Phnom Kulen: Sacred Mountain and Hidden Temples Hold Forgotten Treasures in Cambodia
In Cambodia, some 40 kilometers (24.85 miles) northeast of Angkor, is the mountain range of Phnom Kulen. This sandstone plateau is a sacred site to Hindus and Buddhists. In addition to a giant statue of the Buddha, there are images sacred to Hinduism carved into a nearby riverbed. In the vicinity of Phnom Kulen there are also many temples which have been covered in vegetation and only discovered by archaeologists using 3-D mapping techniques.
Stairway to the reclining Buddha on Phnom Kulen. (Stefan Fussan/ CC BY SA 3.0 )
A Timeless Mountain that Housed a Powerful Empire
Phnom Kulen or Kulen Mountain means “Mountain of Lychees” and consists mainly of sandstone beds which were laid down by rivers which flowed through the region in the late Jurassic and early Cretaceous periods. These rivers emptied into many lakes which at one time filled the region.
Phnom Kulen is a part of a larger geologic formation dating to the Jurassic and Cretaceous periods which define much of Cambodia, as well as parts of Thailand. Some 140 million years later, humans made numerous modifications to the sandstone plateau for reasons which would never have been understood by the saurian creatures that dwelt in the region during the Mesozoic Era when the rocks making up the mountains were laid down.
- New Discoveries at Ancient Cambodian Capital Dispel Old Beliefs
- Revealing the Mysterious Story of the Koh Ker Pyramid in Cambodia
Phnom Kulen mountain range appears as a long, continuous silhouette in the background. ( CC BY SA 3.0 )
Much later, in 802 AD, Jayavarman II, the man responsible for forging the Khmer Empire, is said to have declared independence from the somewhat mysterious kingdom called Java at Phnom Kulen. He also instructed for reliefs to be made honoring various Hindu deities at this ancient site.
Archaeological evidence such as inscriptions, sculpted caves, and carved riverbeds suggest that the mountain continued to be occupied throughout the Angkorian period (802-1432 AD). Back then Phnom Kulen was known as Mahendraparvata, meaning “ Mountain of Great Indra.”
Phallic Carvings, an Impressive Reclining Buddha, and Other Sights
Jayavarman II had a major river diverted by engineers so that the visage of Hindu deities as well as lingams, a phallic symbol sacred to Shiva, could be engraved into the soft sandstone beds of the river. There are thousands of these carvings found from the stream down to the waterfall of Kulen (which is also a major tourist spot). The lingams are said to create ripples and froth in the water, enhancing their association with fertility.

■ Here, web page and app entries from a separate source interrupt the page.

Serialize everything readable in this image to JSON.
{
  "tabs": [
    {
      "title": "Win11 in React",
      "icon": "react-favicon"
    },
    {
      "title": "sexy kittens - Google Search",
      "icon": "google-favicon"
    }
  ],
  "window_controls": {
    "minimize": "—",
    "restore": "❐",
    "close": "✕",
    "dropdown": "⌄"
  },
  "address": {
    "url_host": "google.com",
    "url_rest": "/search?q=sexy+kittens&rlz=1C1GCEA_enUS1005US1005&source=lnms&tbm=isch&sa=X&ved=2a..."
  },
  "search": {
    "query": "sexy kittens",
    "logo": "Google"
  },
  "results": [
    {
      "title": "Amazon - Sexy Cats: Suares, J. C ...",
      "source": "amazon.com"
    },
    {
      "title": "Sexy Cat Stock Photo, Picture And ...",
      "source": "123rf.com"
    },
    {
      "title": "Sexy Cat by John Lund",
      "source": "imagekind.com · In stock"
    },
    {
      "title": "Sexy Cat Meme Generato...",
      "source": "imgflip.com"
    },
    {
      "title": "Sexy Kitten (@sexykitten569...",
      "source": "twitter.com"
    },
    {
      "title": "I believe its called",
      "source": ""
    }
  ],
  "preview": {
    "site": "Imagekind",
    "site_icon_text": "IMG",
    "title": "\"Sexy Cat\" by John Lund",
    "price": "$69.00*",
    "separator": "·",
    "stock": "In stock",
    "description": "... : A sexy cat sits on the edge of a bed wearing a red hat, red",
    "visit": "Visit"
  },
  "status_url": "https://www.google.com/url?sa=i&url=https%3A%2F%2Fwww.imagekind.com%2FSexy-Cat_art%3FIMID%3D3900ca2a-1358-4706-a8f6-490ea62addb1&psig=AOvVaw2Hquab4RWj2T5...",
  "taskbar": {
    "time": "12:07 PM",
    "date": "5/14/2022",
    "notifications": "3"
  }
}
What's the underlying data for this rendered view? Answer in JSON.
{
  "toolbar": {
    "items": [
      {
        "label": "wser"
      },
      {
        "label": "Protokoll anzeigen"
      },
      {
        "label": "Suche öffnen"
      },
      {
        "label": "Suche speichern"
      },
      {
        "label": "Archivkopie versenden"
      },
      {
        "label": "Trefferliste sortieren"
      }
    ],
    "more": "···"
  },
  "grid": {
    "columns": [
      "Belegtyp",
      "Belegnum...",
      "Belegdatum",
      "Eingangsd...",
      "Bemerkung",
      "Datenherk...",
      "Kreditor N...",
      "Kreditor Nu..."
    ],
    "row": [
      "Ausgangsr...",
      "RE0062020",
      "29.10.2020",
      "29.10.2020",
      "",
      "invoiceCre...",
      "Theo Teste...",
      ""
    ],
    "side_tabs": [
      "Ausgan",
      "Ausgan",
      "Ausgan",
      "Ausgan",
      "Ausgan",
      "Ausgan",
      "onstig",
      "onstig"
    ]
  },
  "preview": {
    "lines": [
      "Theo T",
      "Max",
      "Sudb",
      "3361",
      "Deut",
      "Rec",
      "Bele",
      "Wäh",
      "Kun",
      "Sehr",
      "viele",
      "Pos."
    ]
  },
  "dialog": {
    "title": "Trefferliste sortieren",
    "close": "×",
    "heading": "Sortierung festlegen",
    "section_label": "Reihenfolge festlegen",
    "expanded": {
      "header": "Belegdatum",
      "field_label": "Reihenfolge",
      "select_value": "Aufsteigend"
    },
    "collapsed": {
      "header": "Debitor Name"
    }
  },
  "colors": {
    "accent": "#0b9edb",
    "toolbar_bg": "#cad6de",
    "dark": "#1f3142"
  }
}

Preah Ang Thom pagoda, with its giant Buddha statue, is another important feature of Phnom Kulen. Created in the 16th century, this Buddha is the largest of its kind in the country and measures 8 meters (26.25 ft.) tall.

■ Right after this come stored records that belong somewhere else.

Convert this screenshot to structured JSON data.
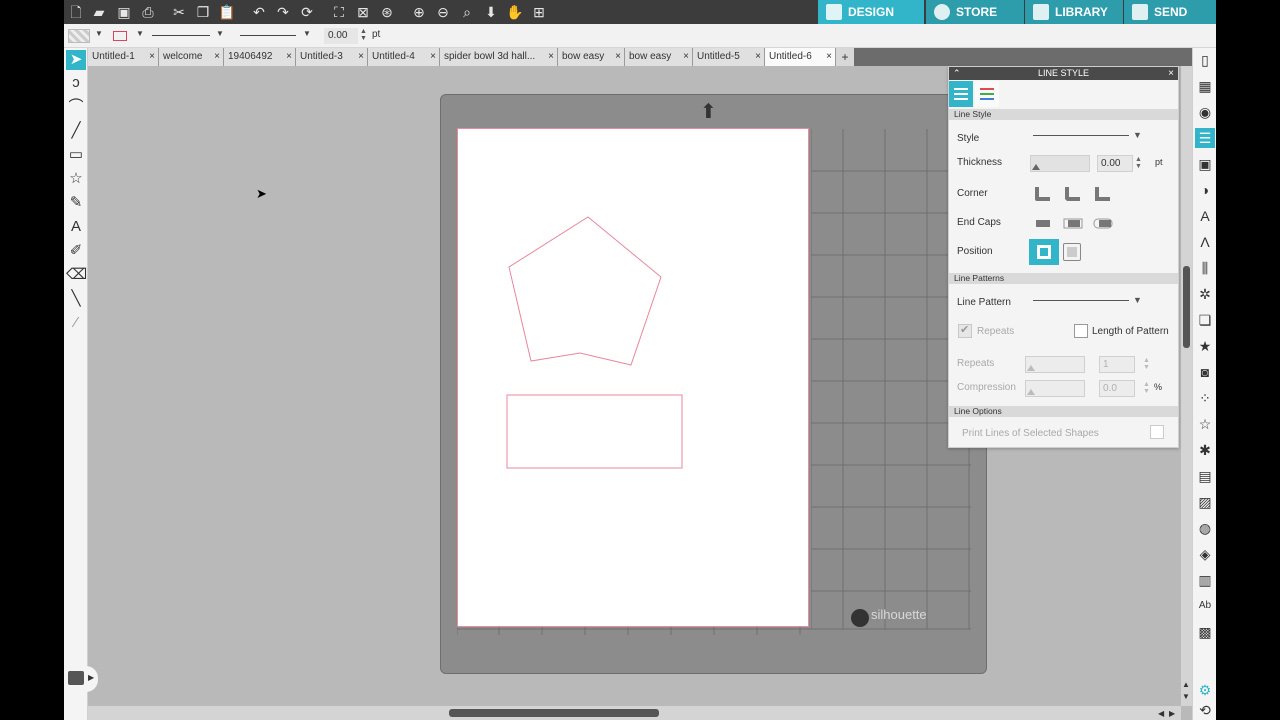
{
  "nav": {
    "design": "DESIGN",
    "store": "STORE",
    "library": "LIBRARY",
    "send": "SEND"
  },
  "toolbar_icons": [
    "new-file-icon",
    "open-icon",
    "save-icon",
    "print-icon",
    "cut-icon",
    "copy-icon",
    "paste-icon",
    "undo-icon",
    "redo-icon",
    "redraw-icon",
    "select-all-icon",
    "deselect-icon",
    "select-by-color-icon",
    "zoom-in-icon",
    "zoom-out-icon",
    "zoom-fit-icon",
    "move-icon",
    "pan-icon",
    "fit-to-page-icon"
  ],
  "options": {
    "line_width_value": "0.00",
    "line_width_unit": "pt"
  },
  "tabs": [
    {
      "label": "Untitled-1"
    },
    {
      "label": "welcome"
    },
    {
      "label": "19406492"
    },
    {
      "label": "Untitled-3"
    },
    {
      "label": "Untitled-4"
    },
    {
      "label": "spider bowl 3d hall..."
    },
    {
      "label": "bow easy"
    },
    {
      "label": "bow easy"
    },
    {
      "label": "Untitled-5"
    },
    {
      "label": "Untitled-6",
      "active": true
    }
  ],
  "tab_add": "+",
  "mat": {
    "brand": "silhouette"
  },
  "panel": {
    "title": "LINE STYLE",
    "sections": {
      "line_style": "Line Style",
      "line_patterns": "Line Patterns",
      "line_options": "Line Options"
    },
    "style_label": "Style",
    "thickness_label": "Thickness",
    "thickness_value": "0.00",
    "thickness_unit": "pt",
    "corner_label": "Corner",
    "end_caps_label": "End Caps",
    "position_label": "Position",
    "line_pattern_label": "Line Pattern",
    "repeats_checkbox_label": "Repeats",
    "length_of_pattern_label": "Length of Pattern",
    "repeats_label": "Repeats",
    "repeats_value": "1",
    "compression_label": "Compression",
    "compression_value": "0.0",
    "compression_unit": "%",
    "print_lines_label": "Print Lines of Selected Shapes"
  },
  "colors": {
    "accent": "#33b5c9",
    "nav_inactive": "#2d9cab",
    "topbar": "#3c3c3c",
    "canvas": "#b9b9b9",
    "mat": "#8c8c8c",
    "shape_stroke": "#e8879b"
  }
}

- Jayavarman II: Self-Proclaimed God-King of the Khmer Empire
- Laser Surveys in Cambodia Reveal Unparalleled Pre-Industrial Working of the Landscape
The reclining Buddha of Preah Ang Thom pagoda. ( CC BY SA 3.0 )

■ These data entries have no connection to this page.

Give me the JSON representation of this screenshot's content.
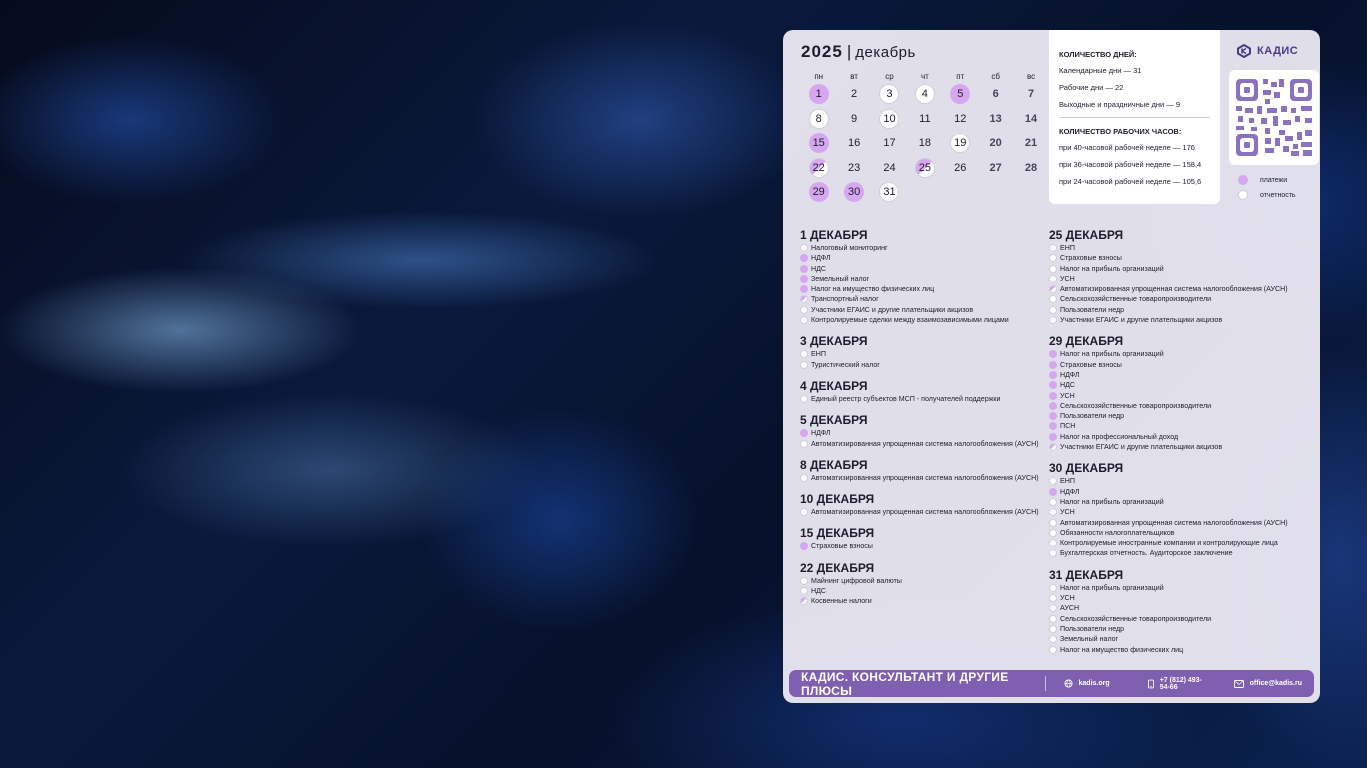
{
  "calendar": {
    "year": "2025",
    "separator": "|",
    "month": "декабрь",
    "weekdays": [
      "пн",
      "вт",
      "ср",
      "чт",
      "пт",
      "сб",
      "вс"
    ],
    "days": [
      {
        "n": "1",
        "s": "p"
      },
      {
        "n": "2",
        "s": ""
      },
      {
        "n": "3",
        "s": "o"
      },
      {
        "n": "4",
        "s": "o"
      },
      {
        "n": "5",
        "s": "p"
      },
      {
        "n": "6",
        "s": "w"
      },
      {
        "n": "7",
        "s": "w"
      },
      {
        "n": "8",
        "s": "o"
      },
      {
        "n": "9",
        "s": ""
      },
      {
        "n": "10",
        "s": "o"
      },
      {
        "n": "11",
        "s": ""
      },
      {
        "n": "12",
        "s": ""
      },
      {
        "n": "13",
        "s": "w"
      },
      {
        "n": "14",
        "s": "w"
      },
      {
        "n": "15",
        "s": "p"
      },
      {
        "n": "16",
        "s": ""
      },
      {
        "n": "17",
        "s": ""
      },
      {
        "n": "18",
        "s": ""
      },
      {
        "n": "19",
        "s": "o"
      },
      {
        "n": "20",
        "s": "w"
      },
      {
        "n": "21",
        "s": "w"
      },
      {
        "n": "22",
        "s": "h"
      },
      {
        "n": "23",
        "s": ""
      },
      {
        "n": "24",
        "s": ""
      },
      {
        "n": "25",
        "s": "h"
      },
      {
        "n": "26",
        "s": ""
      },
      {
        "n": "27",
        "s": "w"
      },
      {
        "n": "28",
        "s": "w"
      },
      {
        "n": "29",
        "s": "p"
      },
      {
        "n": "30",
        "s": "p"
      },
      {
        "n": "31",
        "s": "o"
      }
    ]
  },
  "info": {
    "days_title": "КОЛИЧЕСТВО ДНЕЙ:",
    "calendar_days": "Календарные дни — 31",
    "work_days": "Рабочие дни — 22",
    "holidays": "Выходные и праздничные дни — 9",
    "hours_title": "КОЛИЧЕСТВО РАБОЧИХ ЧАСОВ:",
    "h40": "при 40-часовой рабочей неделе — 176",
    "h36": "при 36-часовой рабочей неделе — 158,4",
    "h24": "при 24-часовой рабочей неделе — 105,6"
  },
  "brand": {
    "name": "КАДИС"
  },
  "legend": {
    "payments": "платежи",
    "reports": "отчетность"
  },
  "colors": {
    "accent": "#d7a6f1",
    "footer": "#7e5fb0",
    "brand": "#4a3a87"
  },
  "events_left": [
    {
      "date": "1 ДЕКАБРЯ",
      "items": [
        {
          "t": "Налоговый мониторинг",
          "s": "o"
        },
        {
          "t": "НДФЛ",
          "s": "p"
        },
        {
          "t": "НДС",
          "s": "p"
        },
        {
          "t": "Земельный налог",
          "s": "p"
        },
        {
          "t": "Налог на имущество физических лиц",
          "s": "p"
        },
        {
          "t": "Транспортный налог",
          "s": "h"
        },
        {
          "t": "Участники ЕГАИС и другие плательщики акцизов",
          "s": "o"
        },
        {
          "t": "Контролируемые сделки между взаимозависимыми лицами",
          "s": "o"
        }
      ]
    },
    {
      "date": "3 ДЕКАБРЯ",
      "items": [
        {
          "t": "ЕНП",
          "s": "o"
        },
        {
          "t": "Туристический налог",
          "s": "o"
        }
      ]
    },
    {
      "date": "4 ДЕКАБРЯ",
      "items": [
        {
          "t": "Единый реестр субъектов МСП - получателей поддержки",
          "s": "o"
        }
      ]
    },
    {
      "date": "5 ДЕКАБРЯ",
      "items": [
        {
          "t": "НДФЛ",
          "s": "p"
        },
        {
          "t": "Автоматизированная упрощенная система налогообложения (АУСН)",
          "s": "o"
        }
      ]
    },
    {
      "date": "8 ДЕКАБРЯ",
      "items": [
        {
          "t": "Автоматизированная упрощенная система налогообложения (АУСН)",
          "s": "o"
        }
      ]
    },
    {
      "date": "10 ДЕКАБРЯ",
      "items": [
        {
          "t": "Автоматизированная упрощенная система налогообложения (АУСН)",
          "s": "o"
        }
      ]
    },
    {
      "date": "15 ДЕКАБРЯ",
      "items": [
        {
          "t": "Страховые взносы",
          "s": "p"
        }
      ]
    },
    {
      "date": "22 ДЕКАБРЯ",
      "items": [
        {
          "t": "Майнинг цифровой валюты",
          "s": "o"
        },
        {
          "t": "НДС",
          "s": "o"
        },
        {
          "t": "Косвенные налоги",
          "s": "h"
        }
      ]
    }
  ],
  "events_right": [
    {
      "date": "25 ДЕКАБРЯ",
      "items": [
        {
          "t": "ЕНП",
          "s": "o"
        },
        {
          "t": "Страховые взносы",
          "s": "o"
        },
        {
          "t": "Налог на прибыль организаций",
          "s": "o"
        },
        {
          "t": "УСН",
          "s": "o"
        },
        {
          "t": "Автоматизированная упрощенная система налогообложения (АУСН)",
          "s": "h"
        },
        {
          "t": "Сельскохозяйственные товаропроизводители",
          "s": "o"
        },
        {
          "t": "Пользователи недр",
          "s": "o"
        },
        {
          "t": "Участники ЕГАИС и другие плательщики акцизов",
          "s": "o"
        }
      ]
    },
    {
      "date": "29 ДЕКАБРЯ",
      "items": [
        {
          "t": "Налог на прибыль организаций",
          "s": "p"
        },
        {
          "t": "Страховые взносы",
          "s": "p"
        },
        {
          "t": "НДФЛ",
          "s": "p"
        },
        {
          "t": "НДС",
          "s": "p"
        },
        {
          "t": "УСН",
          "s": "p"
        },
        {
          "t": "Сельскохозяйственные товаропроизводители",
          "s": "p"
        },
        {
          "t": "Пользователи недр",
          "s": "p"
        },
        {
          "t": "ПСН",
          "s": "p"
        },
        {
          "t": "Налог на профессиональный доход",
          "s": "p"
        },
        {
          "t": "Участники ЕГАИС и другие плательщики акцизов",
          "s": "h"
        }
      ]
    },
    {
      "date": "30 ДЕКАБРЯ",
      "items": [
        {
          "t": "ЕНП",
          "s": "o"
        },
        {
          "t": "НДФЛ",
          "s": "p"
        },
        {
          "t": "Налог на прибыль организаций",
          "s": "o"
        },
        {
          "t": "УСН",
          "s": "o"
        },
        {
          "t": "Автоматизированная упрощенная система налогообложения (АУСН)",
          "s": "o"
        },
        {
          "t": "Обязанности налогоплательщиков",
          "s": "o"
        },
        {
          "t": "Контролируемые иностранные компании и контролирующие лица",
          "s": "o"
        },
        {
          "t": "Бухгалтерская отчетность. Аудиторское заключение",
          "s": "o"
        }
      ]
    },
    {
      "date": "31 ДЕКАБРЯ",
      "items": [
        {
          "t": "Налог на прибыль организаций",
          "s": "o"
        },
        {
          "t": "УСН",
          "s": "o"
        },
        {
          "t": "АУСН",
          "s": "o"
        },
        {
          "t": "Сельскохозяйственные товаропроизводители",
          "s": "o"
        },
        {
          "t": "Пользователи недр",
          "s": "o"
        },
        {
          "t": "Земельный налог",
          "s": "o"
        },
        {
          "t": "Налог на имущество физических лиц",
          "s": "o"
        }
      ]
    }
  ],
  "footer": {
    "slogan": "КАДИС. КОНСУЛЬТАНТ И ДРУГИЕ ПЛЮСЫ",
    "site": "kadis.org",
    "phone": "+7 (812) 493-54-66",
    "email": "office@kadis.ru",
    "icons": [
      "globe-icon",
      "phone-icon",
      "mail-icon"
    ]
  }
}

The third most visited ancient site in the mountains is the stone elephant of Srah Damrei. This is a 4-meter (13.12 ft.) long and 3-meter tall (9.84 ft.) sandstone elephant which is accompanied by several sculpted sandstone lions. There are also many temples and rock shelters, some of them dating back to the 8th and 9th Centuries, that are less popular but also important. Finally, prehistoric sites have also been discovered in natural caves located all over the plateau.
Archaeological Discoveries at Kulen Mountain
Archaeological finds have shown the jungles surrounding the mountains were once filled with temples and religious centers. This was clearly considered to be a spiritual place by the people of ancient southeast Asia.
Carvings at Kbal Spean, Phnom Kulen. (Jean-Pierre Dalbéra/ CC BY 2.0 )
In March 2017, archaeologists working at Phnom Kulen found a 550-meter (1804.46 ft.) staircase leading the way to the top of the sacred Cambodian mountain site. It was constructed to ease the steep and rocky ascent sometime between the 9th and 13th century. Dating has been difficult as there were no carvings or other remains unearthed nearby to provide more clues. It is made of a rust-red stone known as laterite and in some places the stairs were built directly in the mountain, while others are large flat sections which may have provided weary pilgrims with access to spring water during their difficult ascent.